The African Export-Import Bank (Afreximbank) calls for favoring export trading companies to boost SME participation | – INTEGRATION


Ph:DR: SMEs directly participating in global trade faced fierce competition from multinationals and large corporations, making their chances of success or survival marginal to non-existent

The African Export-Import Bank (Afreximbank) has invited African countries to prioritize the development of public and private export trading companies (ETCs) in order to enable small and medium-sized enterprises (SMEs) on the continent to participate effectively in the International trade. Afreximbank calls for prioritization of export trading companies to boost participation of African small and medium enterprises (SMEs) in global trade

In a speech delivered on the occasion of the African International Exhibition [Africa International Exhibition]which opened yesterday on the sidelines of the United Nations General Assembly in New York, Kanayo Awani, Executive Vice President of Afreximbank, in charge of the Bank for Intra-African Trade, on behalf of the President of the Banking Professor Benedict Oramah said SMEs directly participating in global trade faced fierce competition from multinationals and large corporations, making their chances of success or survival marginal to non-existent.

Ms. Awani said Asia had addressed this challenge by creating ETCs that served as channels to access global markets for SMEs, explaining that ETCs acted as aggregators and created considerable trade volume that attracted more great value and stood up to the competition.

She said the low participation of African SMEs in global value chains reflected the failure of institutional policies and called for the establishment of strong policy support systems that would develop capacities, ensure first protections against unfair competition and improve access to regional markets as well as access to financing.
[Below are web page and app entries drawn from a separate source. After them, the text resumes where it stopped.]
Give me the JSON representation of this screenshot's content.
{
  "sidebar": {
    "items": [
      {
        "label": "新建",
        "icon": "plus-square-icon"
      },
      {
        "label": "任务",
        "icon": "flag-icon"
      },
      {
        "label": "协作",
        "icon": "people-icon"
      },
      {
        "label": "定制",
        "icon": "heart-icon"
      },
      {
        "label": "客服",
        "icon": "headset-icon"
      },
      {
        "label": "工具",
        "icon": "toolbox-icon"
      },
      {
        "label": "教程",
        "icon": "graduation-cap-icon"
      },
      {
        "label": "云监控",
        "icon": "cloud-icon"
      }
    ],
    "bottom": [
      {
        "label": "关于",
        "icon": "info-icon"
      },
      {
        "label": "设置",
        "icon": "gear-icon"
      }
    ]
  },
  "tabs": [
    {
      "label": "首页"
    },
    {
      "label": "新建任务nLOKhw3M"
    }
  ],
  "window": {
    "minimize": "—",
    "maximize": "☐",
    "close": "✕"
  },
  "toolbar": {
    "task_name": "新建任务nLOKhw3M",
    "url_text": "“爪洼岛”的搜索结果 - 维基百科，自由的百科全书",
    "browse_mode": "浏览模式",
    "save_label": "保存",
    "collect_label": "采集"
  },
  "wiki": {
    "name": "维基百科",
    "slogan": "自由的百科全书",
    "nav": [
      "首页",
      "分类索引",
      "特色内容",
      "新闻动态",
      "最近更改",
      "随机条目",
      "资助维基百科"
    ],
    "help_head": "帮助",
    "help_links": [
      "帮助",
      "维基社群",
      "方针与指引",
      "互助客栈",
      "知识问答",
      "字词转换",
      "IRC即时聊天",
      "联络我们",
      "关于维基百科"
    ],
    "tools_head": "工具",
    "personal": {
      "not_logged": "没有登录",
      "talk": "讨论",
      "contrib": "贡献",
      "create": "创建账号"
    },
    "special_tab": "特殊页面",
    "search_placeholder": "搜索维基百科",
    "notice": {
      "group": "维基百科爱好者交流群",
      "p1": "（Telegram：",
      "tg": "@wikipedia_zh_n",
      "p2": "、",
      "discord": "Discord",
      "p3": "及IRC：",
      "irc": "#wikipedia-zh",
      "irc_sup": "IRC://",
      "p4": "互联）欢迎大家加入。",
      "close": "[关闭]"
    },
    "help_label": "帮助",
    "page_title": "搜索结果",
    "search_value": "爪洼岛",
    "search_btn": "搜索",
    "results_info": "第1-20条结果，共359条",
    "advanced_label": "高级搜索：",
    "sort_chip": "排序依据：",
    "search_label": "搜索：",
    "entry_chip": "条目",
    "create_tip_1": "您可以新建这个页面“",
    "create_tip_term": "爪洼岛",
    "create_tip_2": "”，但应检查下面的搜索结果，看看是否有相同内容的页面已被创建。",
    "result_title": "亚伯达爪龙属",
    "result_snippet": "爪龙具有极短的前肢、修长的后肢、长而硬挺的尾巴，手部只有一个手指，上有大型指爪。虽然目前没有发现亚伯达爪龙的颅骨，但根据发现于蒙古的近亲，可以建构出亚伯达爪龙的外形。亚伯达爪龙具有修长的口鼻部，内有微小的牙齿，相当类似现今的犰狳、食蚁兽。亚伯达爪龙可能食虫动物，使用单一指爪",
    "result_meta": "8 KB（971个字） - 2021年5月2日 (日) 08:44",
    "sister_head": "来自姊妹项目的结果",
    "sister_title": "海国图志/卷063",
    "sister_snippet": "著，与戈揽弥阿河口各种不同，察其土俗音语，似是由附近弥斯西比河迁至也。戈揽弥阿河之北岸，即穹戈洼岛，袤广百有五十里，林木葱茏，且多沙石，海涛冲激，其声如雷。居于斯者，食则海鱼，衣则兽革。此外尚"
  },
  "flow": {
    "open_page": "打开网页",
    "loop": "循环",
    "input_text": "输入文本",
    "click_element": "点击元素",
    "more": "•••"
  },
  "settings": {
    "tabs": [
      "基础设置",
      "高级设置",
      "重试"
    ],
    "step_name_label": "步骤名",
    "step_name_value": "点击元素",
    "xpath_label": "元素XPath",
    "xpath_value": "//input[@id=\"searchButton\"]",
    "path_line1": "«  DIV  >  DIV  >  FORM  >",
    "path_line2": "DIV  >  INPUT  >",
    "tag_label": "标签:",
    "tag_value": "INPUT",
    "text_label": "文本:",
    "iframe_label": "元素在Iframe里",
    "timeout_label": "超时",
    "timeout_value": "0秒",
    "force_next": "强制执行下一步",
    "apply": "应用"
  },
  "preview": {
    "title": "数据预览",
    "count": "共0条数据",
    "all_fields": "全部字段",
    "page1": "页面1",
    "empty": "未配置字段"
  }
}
“These measures are particularly urgent as Africa begins to implement the African Continental Free Trade Area (AfCFTA) Agreement,” Ms. Awani said.

She highlighted that over the years, SMEs have been at the center of Afreximbank’s continental initiatives through its SME-focused export development strategy, with unique financing instruments to address financing constraints facing African SMEs face, including products such as factoring, supply chain financing and intermediated financing.

Ms. Awani said Afreximbank was the leading promoter of factoring in Africa and highlighted that the factoring law that the Bank sponsored was adopted in the Republic of Congo, Burkina Faso, Niger, Togo, in Mali and Ivory Coast. She also added that this law is currently being examined by the regulatory institutions of several other African countries.

The Bank also facilitates market access for African SMEs through the Africa Trade Gateway, a digital ecosystem that includes assets designed to address non-tariff barriers, such as the MANSA due diligence platform that collects KYC information of SMEs and enterprises and which has already hosted more than 11,000 entities, she said.

Other Afreximbank interventions include the TRADAR Club, which offers innovative digital tools and networking opportunities, helping SMEs achieve economies of scale and scope, the Pan-African Payment and Settlement System, which is a important mechanism to strengthen the participation of SMEs in regional trade by allowing them to make payments for imports from the continent using national currencies, the creation of the Africa Export Development Fund, which provides risk capital to support startups, early-stage and emerging SMEs, and a number of other flagship initiatives.

The Bank’s Intra-African Trade Fair further provided an excellent platform to foster the integration of SMEs into continental value chains by promoting interconnections and networking, she added, recalling that the third edition of the fair will be held in Cairo in November.

Ms Awani explained that Afreximbank launched the $1 billion Creative Africa Nexus (CANEX) program to provide access to finance, capacity building initiatives, digital solutions and other forms of support for the African creative industry. She noted that the industry had become one of the fastest growing sectors on the continent and that creative products had become major exports in Nigeria, South Africa and a few other countries, surpassing the traditional export products. The Bank has disbursed about US$120 million to boost the industry, she noted.

Other speakers at the event included the President of Nigeria, Mr. Bola Tinubu, represented by Mrs. Doris Uzoka-Anite, Minister of Industry, Trade and Investment, Mr. Festus Keyamo, Minister of Aviation and Aerospace Development of Nigeria, Mr. Adesola Adeduntan, Group CEO of First Bank, and Senator Ireti Kingibe of the Nigerian National Assembly.